▸ **TASK OBJECTIVE**: Down to the last line, output the records below exactly.

▸ **TASK MATERIAL**:
● ● ● ● ●

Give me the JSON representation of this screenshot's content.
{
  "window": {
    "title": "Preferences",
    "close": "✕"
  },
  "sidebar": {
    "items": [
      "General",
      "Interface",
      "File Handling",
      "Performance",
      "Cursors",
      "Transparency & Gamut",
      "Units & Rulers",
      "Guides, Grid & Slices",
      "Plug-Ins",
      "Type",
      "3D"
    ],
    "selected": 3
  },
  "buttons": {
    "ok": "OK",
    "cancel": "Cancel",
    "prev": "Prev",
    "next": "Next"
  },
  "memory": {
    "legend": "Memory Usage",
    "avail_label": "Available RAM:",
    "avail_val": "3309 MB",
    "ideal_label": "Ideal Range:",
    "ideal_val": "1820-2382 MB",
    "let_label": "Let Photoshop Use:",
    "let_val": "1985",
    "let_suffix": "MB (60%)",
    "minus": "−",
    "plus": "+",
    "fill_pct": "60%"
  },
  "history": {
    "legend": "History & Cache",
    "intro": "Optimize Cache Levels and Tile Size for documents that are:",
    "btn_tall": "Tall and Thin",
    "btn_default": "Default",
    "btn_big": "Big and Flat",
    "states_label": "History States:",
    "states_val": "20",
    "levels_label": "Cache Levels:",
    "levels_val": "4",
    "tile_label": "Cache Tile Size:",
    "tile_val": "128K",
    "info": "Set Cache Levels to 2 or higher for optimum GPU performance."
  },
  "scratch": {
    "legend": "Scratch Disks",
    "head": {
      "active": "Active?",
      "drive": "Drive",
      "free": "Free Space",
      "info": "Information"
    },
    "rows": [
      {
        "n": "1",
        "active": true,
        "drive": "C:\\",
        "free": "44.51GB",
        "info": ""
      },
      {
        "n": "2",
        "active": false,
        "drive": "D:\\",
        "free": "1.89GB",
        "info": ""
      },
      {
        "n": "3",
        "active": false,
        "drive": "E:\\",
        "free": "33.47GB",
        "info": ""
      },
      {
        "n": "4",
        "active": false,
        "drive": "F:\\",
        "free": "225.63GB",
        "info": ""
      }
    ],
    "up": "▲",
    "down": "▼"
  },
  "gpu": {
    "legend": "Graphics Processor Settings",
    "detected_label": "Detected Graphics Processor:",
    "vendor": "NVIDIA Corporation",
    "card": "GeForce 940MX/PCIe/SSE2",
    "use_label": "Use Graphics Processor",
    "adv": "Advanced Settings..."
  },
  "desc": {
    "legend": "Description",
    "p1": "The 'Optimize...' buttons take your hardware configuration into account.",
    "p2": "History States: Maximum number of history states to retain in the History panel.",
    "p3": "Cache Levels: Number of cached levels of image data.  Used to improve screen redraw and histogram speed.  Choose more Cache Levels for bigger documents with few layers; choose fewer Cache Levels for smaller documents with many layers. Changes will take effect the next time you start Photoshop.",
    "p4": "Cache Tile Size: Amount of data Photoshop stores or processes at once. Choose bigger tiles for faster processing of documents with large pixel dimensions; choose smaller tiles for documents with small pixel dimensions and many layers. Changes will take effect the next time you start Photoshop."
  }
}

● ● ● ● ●

▸ **EXERCISE ANSWER**:
Give me the JSON representation of this screenshot's content.
{
  "window": {
    "title": "Preferences",
    "close": "✕"
  },
  "sidebar": {
    "items": [
      "General",
      "Interface",
      "File Handling",
      "Performance",
      "Cursors",
      "Transparency & Gamut",
      "Units & Rulers",
      "Guides, Grid & Slices",
      "Plug-Ins",
      "Type",
      "3D"
    ],
    "selected": 3
  },
  "buttons": {
    "ok": "OK",
    "cancel": "Cancel",
    "prev": "Prev",
    "next": "Next"
  },
  "memory": {
    "legend": "Memory Usage",
    "avail_label": "Available RAM:",
    "avail_val": "3309 MB",
    "ideal_label": "Ideal Range:",
    "ideal_val": "1820-2382 MB",
    "let_label": "Let Photoshop Use:",
    "let_val": "1985",
    "let_suffix": "MB (60%)",
    "minus": "−",
    "plus": "+",
    "fill_pct": "60%"
  },
  "history": {
    "legend": "History & Cache",
    "intro": "Optimize Cache Levels and Tile Size for documents that are:",
    "btn_tall": "Tall and Thin",
    "btn_default": "Default",
    "btn_big": "Big and Flat",
    "states_label": "History States:",
    "states_val": "20",
    "levels_label": "Cache Levels:",
    "levels_val": "4",
    "tile_label": "Cache Tile Size:",
    "tile_val": "128K",
    "info": "Set Cache Levels to 2 or higher for optimum GPU performance."
  },
  "scratch": {
    "legend": "Scratch Disks",
    "head": {
      "active": "Active?",
      "drive": "Drive",
      "free": "Free Space",
      "info": "Information"
    },
    "rows": [
      {
        "n": "1",
        "active": true,
        "drive": "C:\\",
        "free": "44.51GB",
        "info": ""
      },
      {
        "n": "2",
        "active": false,
        "drive": "D:\\",
        "free": "1.89GB",
        "info": ""
      },
      {
        "n": "3",
        "active": false,
        "drive": "E:\\",
        "free": "33.47GB",
        "info": ""
      },
      {
        "n": "4",
        "active": false,
        "drive": "F:\\",
        "free": "225.63GB",
        "info": ""
      }
    ],
    "up": "▲",
    "down": "▼"
  },
  "gpu": {
    "legend": "Graphics Processor Settings",
    "detected_label": "Detected Graphics Processor:",
    "vendor": "NVIDIA Corporation",
    "card": "GeForce 940MX/PCIe/SSE2",
    "use_label": "Use Graphics Processor",
    "adv": "Advanced Settings..."
  },
  "desc": {
    "legend": "Description",
    "p1": "The 'Optimize...' buttons take your hardware configuration into account.",
    "p2": "History States: Maximum number of history states to retain in the History panel.",
    "p3": "Cache Levels: Number of cached levels of image data.  Used to improve screen redraw and histogram speed.  Choose more Cache Levels for bigger documents with few layers; choose fewer Cache Levels for smaller documents with many layers. Changes will take effect the next time you start Photoshop.",
    "p4": "Cache Tile Size: Amount of data Photoshop stores or processes at once. Choose bigger tiles for faster processing of documents with large pixel dimensions; choose smaller tiles for documents with small pixel dimensions and many layers. Changes will take effect the next time you start Photoshop."
  }
}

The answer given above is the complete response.